↓↓↓
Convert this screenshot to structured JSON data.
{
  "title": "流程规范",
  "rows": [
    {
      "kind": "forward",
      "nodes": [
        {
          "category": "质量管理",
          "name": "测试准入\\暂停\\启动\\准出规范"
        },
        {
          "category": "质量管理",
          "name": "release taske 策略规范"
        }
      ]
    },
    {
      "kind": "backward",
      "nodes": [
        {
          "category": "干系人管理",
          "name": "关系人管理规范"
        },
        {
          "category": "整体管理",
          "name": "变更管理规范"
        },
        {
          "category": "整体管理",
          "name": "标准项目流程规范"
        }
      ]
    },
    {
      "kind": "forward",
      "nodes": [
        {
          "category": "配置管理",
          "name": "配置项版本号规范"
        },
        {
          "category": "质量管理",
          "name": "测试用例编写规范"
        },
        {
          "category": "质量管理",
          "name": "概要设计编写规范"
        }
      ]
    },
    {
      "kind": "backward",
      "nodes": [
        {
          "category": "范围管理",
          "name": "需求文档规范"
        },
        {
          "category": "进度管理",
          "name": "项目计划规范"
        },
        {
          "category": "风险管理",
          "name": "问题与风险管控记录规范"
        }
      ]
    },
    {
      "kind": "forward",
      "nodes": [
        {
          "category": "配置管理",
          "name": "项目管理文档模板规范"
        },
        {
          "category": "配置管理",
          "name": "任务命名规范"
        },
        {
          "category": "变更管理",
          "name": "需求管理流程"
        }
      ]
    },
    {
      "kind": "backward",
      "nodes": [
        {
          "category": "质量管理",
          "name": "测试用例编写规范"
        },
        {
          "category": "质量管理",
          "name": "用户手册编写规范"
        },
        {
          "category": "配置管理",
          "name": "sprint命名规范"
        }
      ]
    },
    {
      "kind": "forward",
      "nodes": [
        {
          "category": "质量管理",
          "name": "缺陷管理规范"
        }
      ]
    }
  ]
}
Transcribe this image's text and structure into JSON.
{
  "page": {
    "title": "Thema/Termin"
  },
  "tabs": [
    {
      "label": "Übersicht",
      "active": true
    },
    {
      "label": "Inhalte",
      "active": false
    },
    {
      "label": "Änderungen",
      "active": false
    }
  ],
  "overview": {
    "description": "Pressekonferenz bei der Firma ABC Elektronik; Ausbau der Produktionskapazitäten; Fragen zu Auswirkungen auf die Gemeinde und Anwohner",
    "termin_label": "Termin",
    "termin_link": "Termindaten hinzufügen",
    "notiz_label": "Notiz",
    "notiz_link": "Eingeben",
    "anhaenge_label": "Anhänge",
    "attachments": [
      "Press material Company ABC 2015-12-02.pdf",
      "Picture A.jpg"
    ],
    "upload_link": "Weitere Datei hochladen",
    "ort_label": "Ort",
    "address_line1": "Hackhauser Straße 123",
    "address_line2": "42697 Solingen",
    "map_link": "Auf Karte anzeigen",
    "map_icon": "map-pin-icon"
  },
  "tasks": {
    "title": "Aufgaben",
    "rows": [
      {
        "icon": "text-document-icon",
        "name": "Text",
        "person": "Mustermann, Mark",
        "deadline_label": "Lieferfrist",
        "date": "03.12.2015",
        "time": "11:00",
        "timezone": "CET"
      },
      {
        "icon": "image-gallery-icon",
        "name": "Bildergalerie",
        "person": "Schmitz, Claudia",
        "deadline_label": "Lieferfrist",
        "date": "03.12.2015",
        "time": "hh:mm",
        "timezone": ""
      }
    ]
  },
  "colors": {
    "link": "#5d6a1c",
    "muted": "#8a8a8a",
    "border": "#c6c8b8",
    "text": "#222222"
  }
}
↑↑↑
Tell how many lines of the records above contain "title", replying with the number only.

WRITTEN SOLUTION:
3